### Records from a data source
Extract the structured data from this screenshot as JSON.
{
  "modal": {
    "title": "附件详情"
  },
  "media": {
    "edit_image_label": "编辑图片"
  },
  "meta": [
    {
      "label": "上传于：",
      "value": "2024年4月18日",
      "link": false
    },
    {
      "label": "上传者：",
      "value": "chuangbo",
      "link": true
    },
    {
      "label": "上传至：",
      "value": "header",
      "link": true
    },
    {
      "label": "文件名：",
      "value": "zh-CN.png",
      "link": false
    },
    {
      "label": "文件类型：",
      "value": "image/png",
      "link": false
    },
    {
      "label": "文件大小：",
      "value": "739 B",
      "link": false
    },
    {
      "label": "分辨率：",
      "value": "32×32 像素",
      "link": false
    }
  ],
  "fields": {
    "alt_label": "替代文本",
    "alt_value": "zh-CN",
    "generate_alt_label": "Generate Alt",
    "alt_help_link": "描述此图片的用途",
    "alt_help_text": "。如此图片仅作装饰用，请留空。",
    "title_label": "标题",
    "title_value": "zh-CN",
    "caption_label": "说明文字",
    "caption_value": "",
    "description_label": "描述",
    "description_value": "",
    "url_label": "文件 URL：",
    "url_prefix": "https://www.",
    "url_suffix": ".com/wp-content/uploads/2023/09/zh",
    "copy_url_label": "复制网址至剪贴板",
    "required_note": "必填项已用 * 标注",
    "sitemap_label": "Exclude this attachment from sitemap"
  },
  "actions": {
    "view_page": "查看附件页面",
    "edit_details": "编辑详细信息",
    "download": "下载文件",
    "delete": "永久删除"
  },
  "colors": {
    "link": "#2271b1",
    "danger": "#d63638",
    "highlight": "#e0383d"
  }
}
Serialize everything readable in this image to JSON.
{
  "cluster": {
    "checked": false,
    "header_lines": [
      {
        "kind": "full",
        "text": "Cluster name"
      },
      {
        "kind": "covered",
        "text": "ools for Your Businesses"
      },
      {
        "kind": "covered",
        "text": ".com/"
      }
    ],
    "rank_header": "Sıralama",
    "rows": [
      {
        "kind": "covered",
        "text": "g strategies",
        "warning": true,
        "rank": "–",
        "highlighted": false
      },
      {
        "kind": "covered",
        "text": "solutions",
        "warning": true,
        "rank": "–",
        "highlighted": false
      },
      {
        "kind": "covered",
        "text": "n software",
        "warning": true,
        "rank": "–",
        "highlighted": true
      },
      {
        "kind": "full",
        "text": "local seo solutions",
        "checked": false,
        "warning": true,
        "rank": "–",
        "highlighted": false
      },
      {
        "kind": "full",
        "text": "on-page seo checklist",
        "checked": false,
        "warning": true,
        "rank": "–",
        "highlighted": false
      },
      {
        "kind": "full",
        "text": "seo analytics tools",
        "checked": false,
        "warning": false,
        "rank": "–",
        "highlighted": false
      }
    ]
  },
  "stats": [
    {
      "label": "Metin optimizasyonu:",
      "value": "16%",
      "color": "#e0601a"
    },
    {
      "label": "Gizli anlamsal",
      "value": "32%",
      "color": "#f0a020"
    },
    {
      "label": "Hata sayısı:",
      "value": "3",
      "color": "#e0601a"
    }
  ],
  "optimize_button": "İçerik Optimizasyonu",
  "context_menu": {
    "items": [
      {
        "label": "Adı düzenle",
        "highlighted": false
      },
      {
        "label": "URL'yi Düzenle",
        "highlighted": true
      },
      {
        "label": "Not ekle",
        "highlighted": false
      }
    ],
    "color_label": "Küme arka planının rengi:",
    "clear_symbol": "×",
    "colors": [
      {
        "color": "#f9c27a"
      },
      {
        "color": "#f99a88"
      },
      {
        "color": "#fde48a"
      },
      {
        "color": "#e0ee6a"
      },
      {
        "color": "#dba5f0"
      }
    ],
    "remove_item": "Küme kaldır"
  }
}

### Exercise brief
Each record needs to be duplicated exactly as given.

### Answer below
Extract the structured data from this screenshot as JSON.
{
  "modal": {
    "title": "附件详情"
  },
  "media": {
    "edit_image_label": "编辑图片"
  },
  "meta": [
    {
      "label": "上传于：",
      "value": "2024年4月18日",
      "link": false
    },
    {
      "label": "上传者：",
      "value": "chuangbo",
      "link": true
    },
    {
      "label": "上传至：",
      "value": "header",
      "link": true
    },
    {
      "label": "文件名：",
      "value": "zh-CN.png",
      "link": false
    },
    {
      "label": "文件类型：",
      "value": "image/png",
      "link": false
    },
    {
      "label": "文件大小：",
      "value": "739 B",
      "link": false
    },
    {
      "label": "分辨率：",
      "value": "32×32 像素",
      "link": false
    }
  ],
  "fields": {
    "alt_label": "替代文本",
    "alt_value": "zh-CN",
    "generate_alt_label": "Generate Alt",
    "alt_help_link": "描述此图片的用途",
    "alt_help_text": "。如此图片仅作装饰用，请留空。",
    "title_label": "标题",
    "title_value": "zh-CN",
    "caption_label": "说明文字",
    "caption_value": "",
    "description_label": "描述",
    "description_value": "",
    "url_label": "文件 URL：",
    "url_prefix": "https://www.",
    "url_suffix": ".com/wp-content/uploads/2023/09/zh",
    "copy_url_label": "复制网址至剪贴板",
    "required_note": "必填项已用 * 标注",
    "sitemap_label": "Exclude this attachment from sitemap"
  },
  "actions": {
    "view_page": "查看附件页面",
    "edit_details": "编辑详细信息",
    "download": "下载文件",
    "delete": "永久删除"
  },
  "colors": {
    "link": "#2271b1",
    "danger": "#d63638",
    "highlight": "#e0383d"
  }
}
Serialize everything readable in this image to JSON.
{
  "cluster": {
    "checked": false,
    "header_lines": [
      {
        "kind": "full",
        "text": "Cluster name"
      },
      {
        "kind": "covered",
        "text": "ools for Your Businesses"
      },
      {
        "kind": "covered",
        "text": ".com/"
      }
    ],
    "rank_header": "Sıralama",
    "rows": [
      {
        "kind": "covered",
        "text": "g strategies",
        "warning": true,
        "rank": "–",
        "highlighted": false
      },
      {
        "kind": "covered",
        "text": "solutions",
        "warning": true,
        "rank": "–",
        "highlighted": false
      },
      {
        "kind": "covered",
        "text": "n software",
        "warning": true,
        "rank": "–",
        "highlighted": true
      },
      {
        "kind": "full",
        "text": "local seo solutions",
        "checked": false,
        "warning": true,
        "rank": "–",
        "highlighted": false
      },
      {
        "kind": "full",
        "text": "on-page seo checklist",
        "checked": false,
        "warning": true,
        "rank": "–",
        "highlighted": false
      },
      {
        "kind": "full",
        "text": "seo analytics tools",
        "checked": false,
        "warning": false,
        "rank": "–",
        "highlighted": false
      }
    ]
  },
  "stats": [
    {
      "label": "Metin optimizasyonu:",
      "value": "16%",
      "color": "#e0601a"
    },
    {
      "label": "Gizli anlamsal",
      "value": "32%",
      "color": "#f0a020"
    },
    {
      "label": "Hata sayısı:",
      "value": "3",
      "color": "#e0601a"
    }
  ],
  "optimize_button": "İçerik Optimizasyonu",
  "context_menu": {
    "items": [
      {
        "label": "Adı düzenle",
        "highlighted": false
      },
      {
        "label": "URL'yi Düzenle",
        "highlighted": true
      },
      {
        "label": "Not ekle",
        "highlighted": false
      }
    ],
    "color_label": "Küme arka planının rengi:",
    "clear_symbol": "×",
    "colors": [
      {
        "color": "#f9c27a"
      },
      {
        "color": "#f99a88"
      },
      {
        "color": "#fde48a"
      },
      {
        "color": "#e0ee6a"
      },
      {
        "color": "#dba5f0"
      }
    ],
    "remove_item": "Küme kaldır"
  }
}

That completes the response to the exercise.